Oh, and what about the other items on my 2019 ride list? There certainly were some other outstanding gravel adventures in there as well. Like the day that I got lost on purpose exploring the open spaces between New Brunswick and Nova Scotia. It was one of those perfect July mornings where the green is so very green and you can taste the thickness of the warm air. I wasn’t going fast, but the riding felt effortless. It was like there was no wind even if I felt refreshed by a gentle cool breeze. And there was also the day that I finally did the Dorchester Cape loop. I had stopped in Johnson’s Mills for a quick snack just as I noticed the Sand Pipers dancing along the shore. The beauty of how they were moving literally gave me goosebumps. Yeah, those were amazingly great ride days as well.
We are sold the idea that the most beautiful places on this earth worth seeing are far away and expensive to visit. But this way of thinking only makes us miss what’s right under our noses. It makes us miss the treasures in our own neck of the woods. Who knew that all this amazing gravel existed so close to home, just waiting to be ridden? As much as the big bucket list ride destinations seem exciting and worth doing, I believe that we should all start with exploring where we already are, in our own backyards.
I got through most of my 2019 ride list. And those that I haven’t had the chance to ride yet, they may happen this fall? If not, they’ll just be at the top of my 2020 list. Maybe 2020 will the year of my first multi-day solo backpacking trip? Maybe? Inspiration. It can’t be forced. One can only let it surface.
About Mike LeBlanc

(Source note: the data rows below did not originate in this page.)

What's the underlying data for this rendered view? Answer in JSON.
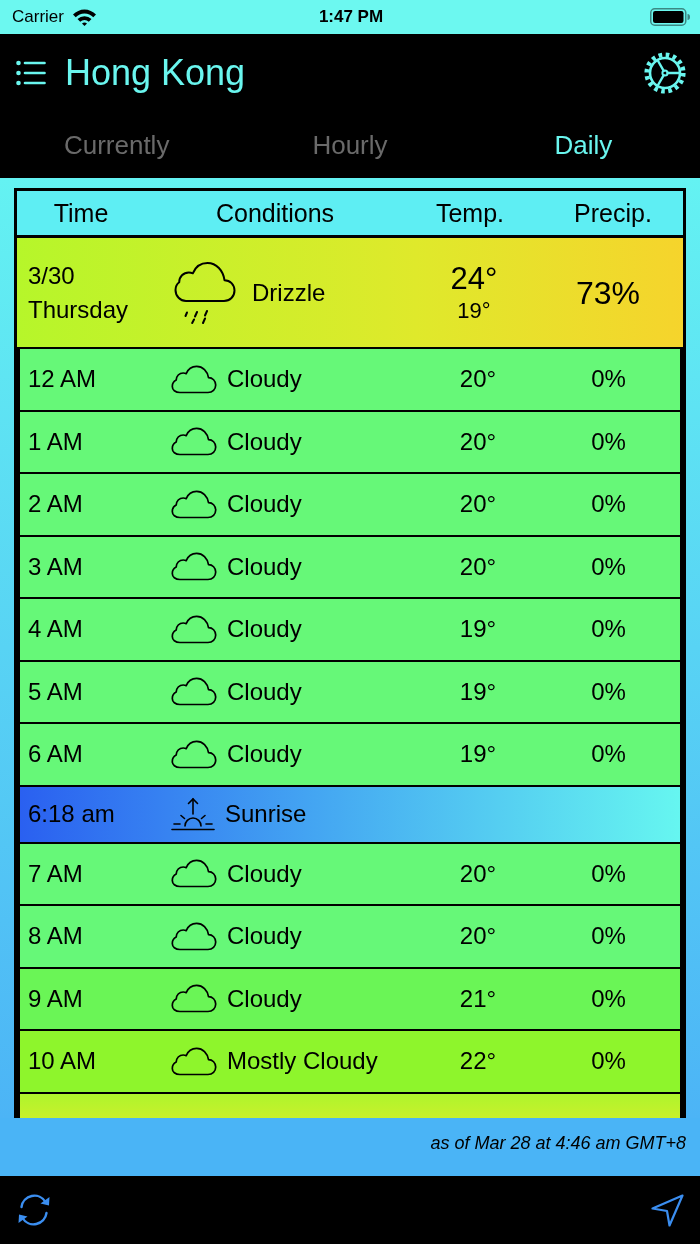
{
  "status_bar": {
    "carrier": "Carrier",
    "time": "1:47 PM"
  },
  "header": {
    "title": "Hong Kong"
  },
  "tabs": [
    {
      "label": "Currently",
      "selected": false
    },
    {
      "label": "Hourly",
      "selected": false
    },
    {
      "label": "Daily",
      "selected": true
    }
  ],
  "table": {
    "columns": [
      "Time",
      "Conditions",
      "Temp.",
      "Precip."
    ],
    "day": {
      "date": "3/30",
      "weekday": "Thursday",
      "conditions": "Drizzle",
      "high": "24°",
      "low": "19°",
      "precip": "73%"
    },
    "rows": [
      {
        "kind": "hour",
        "time": "12 AM",
        "conditions": "Cloudy",
        "temp": "20°",
        "precip": "0%",
        "color": "#66f878"
      },
      {
        "kind": "hour",
        "time": "1 AM",
        "conditions": "Cloudy",
        "temp": "20°",
        "precip": "0%",
        "color": "#66f878"
      },
      {
        "kind": "hour",
        "time": "2 AM",
        "conditions": "Cloudy",
        "temp": "20°",
        "precip": "0%",
        "color": "#66f878"
      },
      {
        "kind": "hour",
        "time": "3 AM",
        "conditions": "Cloudy",
        "temp": "20°",
        "precip": "0%",
        "color": "#66f878"
      },
      {
        "kind": "hour",
        "time": "4 AM",
        "conditions": "Cloudy",
        "temp": "19°",
        "precip": "0%",
        "color": "#66f878"
      },
      {
        "kind": "hour",
        "time": "5 AM",
        "conditions": "Cloudy",
        "temp": "19°",
        "precip": "0%",
        "color": "#66f878"
      },
      {
        "kind": "hour",
        "time": "6 AM",
        "conditions": "Cloudy",
        "temp": "19°",
        "precip": "0%",
        "color": "#66f878"
      },
      {
        "kind": "sunrise",
        "time": "6:18 am",
        "label": "Sunrise"
      },
      {
        "kind": "hour",
        "time": "7 AM",
        "conditions": "Cloudy",
        "temp": "20°",
        "precip": "0%",
        "color": "#66f878"
      },
      {
        "kind": "hour",
        "time": "8 AM",
        "conditions": "Cloudy",
        "temp": "20°",
        "precip": "0%",
        "color": "#66f878"
      },
      {
        "kind": "hour",
        "time": "9 AM",
        "conditions": "Cloudy",
        "temp": "21°",
        "precip": "0%",
        "color": "#6af556"
      },
      {
        "kind": "hour",
        "time": "10 AM",
        "conditions": "Mostly Cloudy",
        "temp": "22°",
        "precip": "0%",
        "color": "#8ef52c"
      }
    ]
  },
  "footer": {
    "updated": "as of Mar 28 at 4:46 am GMT+8"
  }
}
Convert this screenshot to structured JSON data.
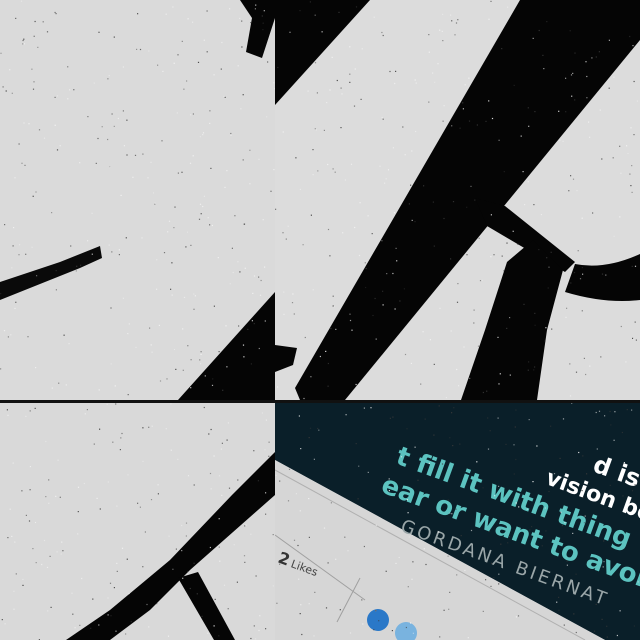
{
  "quote_card": {
    "lines": [
      "d is",
      "vision bo",
      "t fill it with thing",
      "ear or want to avoi"
    ],
    "author": "GORDANA BIERNAT",
    "background_color": "#0a1f29",
    "text_color": "#ffffff",
    "accent_text_color": "#5cc3c0"
  },
  "toolbar": {
    "likes_count": "2",
    "likes_label": "Likes"
  },
  "colors": {
    "canvas": "#dcdcdc",
    "ink": "#000000",
    "dot_primary": "#2a78c8",
    "dot_secondary": "#79b3df"
  }
}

I fell madly in love with the bike over 45 years ago when I taught myself to ride on two wheels without the help of training wheels using our neighbour’s bike. I was instantly hooked. Some of the fondest memories of my childhood were of riding with my dad, venturing out to parks and playgrounds, my young mind so very excited about the sudden expansion of my outside world, my first taste of what pure freedom felt like. I grew up riding and racing BMX, then graduated to Mountain Bikes as a young adult in the early 90s, eventually adding Road, Cyclocross and even Track. After close to 30 years of racing and a bad concussion in 2016, I have since retired from competition. I am no longer drawn by the fleeting thrill of chasing results. Today I feel more of a connection to cycling’s soul. I believe that riding a bicycle is, in its purest form, about exploration. Riding for me now is all about adventure, discovery, being outside, in the moment, paying attention to the fine details of the experience whenever I’m on my bike. I live in Dieppe, New Brunswick with my wife, daughter and our dog Zen.
Bike: Revolt Advanced 0